I have a good friend with a practiced reply when people say they don’t like politics: “How do you feel about stop signs?” His rapier point is that every intersection of humanity may at some point require a political intervention. I wonder how he feels about the conditional stop signs that have sprouted up in crosswalks across America.
I think the signs themselves are a patently bad idea. Driving can be strenuous and stressful, so we’ve worked very hard to make certain reactions automatic. Green means go, red means stop. Eight sides also means stop. Except now, all of a sudden, we’re asking drivers to attend to conditional statements that include what we’ve taught ourselves to be a reflex response.
If there’s a pedestrian in view, you must stop until that pedestrian has crossed the street, or risk a traffic violation fine of up to $250. That statement may be true, but it belongs on the driver exam or in the DMV offices; not on the roadway.

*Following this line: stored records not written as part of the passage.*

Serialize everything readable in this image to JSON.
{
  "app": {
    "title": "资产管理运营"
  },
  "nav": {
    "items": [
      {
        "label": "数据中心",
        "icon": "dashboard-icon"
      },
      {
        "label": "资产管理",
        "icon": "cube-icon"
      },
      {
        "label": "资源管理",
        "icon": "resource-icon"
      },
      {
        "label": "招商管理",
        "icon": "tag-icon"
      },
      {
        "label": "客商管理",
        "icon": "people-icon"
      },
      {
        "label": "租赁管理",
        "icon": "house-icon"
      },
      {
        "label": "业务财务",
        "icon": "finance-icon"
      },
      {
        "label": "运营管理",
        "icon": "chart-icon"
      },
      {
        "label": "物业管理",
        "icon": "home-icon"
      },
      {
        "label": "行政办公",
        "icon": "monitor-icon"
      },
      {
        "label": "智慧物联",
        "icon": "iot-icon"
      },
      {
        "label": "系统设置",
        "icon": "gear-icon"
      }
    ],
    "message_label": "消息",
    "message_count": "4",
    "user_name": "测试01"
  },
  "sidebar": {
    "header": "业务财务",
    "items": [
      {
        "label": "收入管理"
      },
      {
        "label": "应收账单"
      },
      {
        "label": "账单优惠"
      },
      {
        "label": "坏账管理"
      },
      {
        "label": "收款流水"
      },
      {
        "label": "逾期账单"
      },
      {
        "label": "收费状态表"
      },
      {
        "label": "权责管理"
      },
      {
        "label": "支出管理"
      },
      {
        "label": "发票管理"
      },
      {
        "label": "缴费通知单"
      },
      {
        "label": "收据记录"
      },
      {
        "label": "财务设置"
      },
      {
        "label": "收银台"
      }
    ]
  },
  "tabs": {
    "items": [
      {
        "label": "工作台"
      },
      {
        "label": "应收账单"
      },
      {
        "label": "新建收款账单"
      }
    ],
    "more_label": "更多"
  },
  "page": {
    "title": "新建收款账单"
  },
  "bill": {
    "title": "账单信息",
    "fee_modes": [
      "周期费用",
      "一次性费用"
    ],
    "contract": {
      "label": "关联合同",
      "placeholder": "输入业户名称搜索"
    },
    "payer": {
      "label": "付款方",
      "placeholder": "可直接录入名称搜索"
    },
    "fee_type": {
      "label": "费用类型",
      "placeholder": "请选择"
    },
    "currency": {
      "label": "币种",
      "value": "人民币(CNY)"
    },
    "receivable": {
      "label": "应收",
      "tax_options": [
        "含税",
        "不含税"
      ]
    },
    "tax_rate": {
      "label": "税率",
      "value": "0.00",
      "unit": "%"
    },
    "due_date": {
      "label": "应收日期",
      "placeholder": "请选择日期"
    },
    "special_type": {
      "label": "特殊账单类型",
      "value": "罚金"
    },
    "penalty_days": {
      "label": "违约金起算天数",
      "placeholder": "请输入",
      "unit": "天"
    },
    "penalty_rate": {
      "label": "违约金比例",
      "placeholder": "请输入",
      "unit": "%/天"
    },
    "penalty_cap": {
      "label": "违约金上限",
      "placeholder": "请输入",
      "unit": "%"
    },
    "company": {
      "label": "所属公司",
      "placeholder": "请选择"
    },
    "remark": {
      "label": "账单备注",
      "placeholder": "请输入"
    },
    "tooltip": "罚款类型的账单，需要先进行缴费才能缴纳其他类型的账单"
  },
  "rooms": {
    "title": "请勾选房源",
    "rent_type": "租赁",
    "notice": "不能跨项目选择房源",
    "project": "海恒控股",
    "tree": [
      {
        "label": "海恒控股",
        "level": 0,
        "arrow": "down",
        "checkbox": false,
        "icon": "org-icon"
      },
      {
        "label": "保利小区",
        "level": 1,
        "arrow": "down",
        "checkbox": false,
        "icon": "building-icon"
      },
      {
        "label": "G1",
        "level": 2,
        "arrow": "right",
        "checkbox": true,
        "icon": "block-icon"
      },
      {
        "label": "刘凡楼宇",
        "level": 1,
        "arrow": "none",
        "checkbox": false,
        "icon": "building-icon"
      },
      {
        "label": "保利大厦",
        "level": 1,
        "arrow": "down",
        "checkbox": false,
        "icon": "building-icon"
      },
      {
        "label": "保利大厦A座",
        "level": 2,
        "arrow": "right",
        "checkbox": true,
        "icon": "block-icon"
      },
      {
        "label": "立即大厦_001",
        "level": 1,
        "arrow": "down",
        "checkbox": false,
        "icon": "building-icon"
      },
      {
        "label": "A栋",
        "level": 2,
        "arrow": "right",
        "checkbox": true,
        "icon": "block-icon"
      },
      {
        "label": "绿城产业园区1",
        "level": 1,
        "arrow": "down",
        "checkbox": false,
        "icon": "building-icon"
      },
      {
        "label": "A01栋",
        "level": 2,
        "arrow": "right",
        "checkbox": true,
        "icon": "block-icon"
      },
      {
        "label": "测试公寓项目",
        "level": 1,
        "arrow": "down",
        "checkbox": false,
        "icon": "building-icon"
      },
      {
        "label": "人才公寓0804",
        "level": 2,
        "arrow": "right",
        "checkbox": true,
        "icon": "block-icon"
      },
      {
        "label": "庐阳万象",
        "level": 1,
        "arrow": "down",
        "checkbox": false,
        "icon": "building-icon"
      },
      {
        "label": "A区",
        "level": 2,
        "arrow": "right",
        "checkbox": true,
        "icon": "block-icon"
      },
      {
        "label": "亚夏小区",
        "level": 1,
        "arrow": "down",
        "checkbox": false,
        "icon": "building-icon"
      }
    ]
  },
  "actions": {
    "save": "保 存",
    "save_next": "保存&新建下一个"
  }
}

It may add some protection for the person attempting to cross the street, but it also may not provide that protection. No pedestrian should rely on an if/then statement of conditional causality. It will always be safer to look both ways for oncoming traffic.
It’s no coincidence that these signs began sprouting from the asphalt over the last half decade. If you spent too much time alone, you could convince yourself that the signs are a distillation of the well-intentioned overreach that happens whenever liberal politicians are given power for too long a stretch.
It surely makes sense to somebody somewhere to install these signs or to provide the funding that makes the signs and their installation nearly irresistible. But that doesn’t mean the urge shouldn’t be resisted. It should. Here’s why.
Have you ever wondered why flight attendants are required to demonstrate how to work the safety belts on the airplane, even if the plane is nearly empty and every single passenger has flown many times before? Studies have shown that people in an emergency can forget that the airline safety belts work differently than the ones they use in cars. Yes, people can actually get stuck in an airplane seat because they can’t remember to “lift up on the buckle to release.” That recent reminder aims to override the reflex response.
When people are panicked, they’re not always who they think they are. A different set of responses take over when survival is at stake. So what’s wrong with being reminded about the law that requires motorists to yield to pedestrians? Isn’t that similar to the flight attendant rehearsing emergency procedures?
Similar, but not the same. I’d have no gripe with the signs if they didn’t include a miniature stop sign in its argumentative statement. The four letters would suffice to convey the information in a way that works in non-urgent situations. The iconic red octagon must retain its visceral urgency to remain effective.
When we see that shape and color, we stop first and ask questions later. That’s how it should be. Now we’re asking every driver to evaluate context and conditions every time they see that red shape. Is it part of a discursive message or is it standing alone without explanatory context? Should I stop or should I ask myself whether I should stop?
Drivers will reprogram their reactions at different paces, inviting new and unnecessary havoc.
I find myself tapping my brakes on Willamette Street when there are no pedestrians anywhere around. Somebody following close behind me might not expect my seemingly random braking. Worse than that, a driver might accidentally blow through a conventional stop sign, because there are no pedestrians in sight, when crossing traffic has the right of way.
Pedestrians certainly need more protection. A dozen pedestrians die every day in traffic accidents, according to the National Highway Traffic Safety Administration. A pedestrian injury occurs approximately every eight minutes. This little change in roadway adornment was designed to save lives, but it could end up making things worse.
The solution may be stop signs, but it’s not maybe stop signs.
Don Kahle (firstname.lastname@example.org) blogs at www.dksez.com.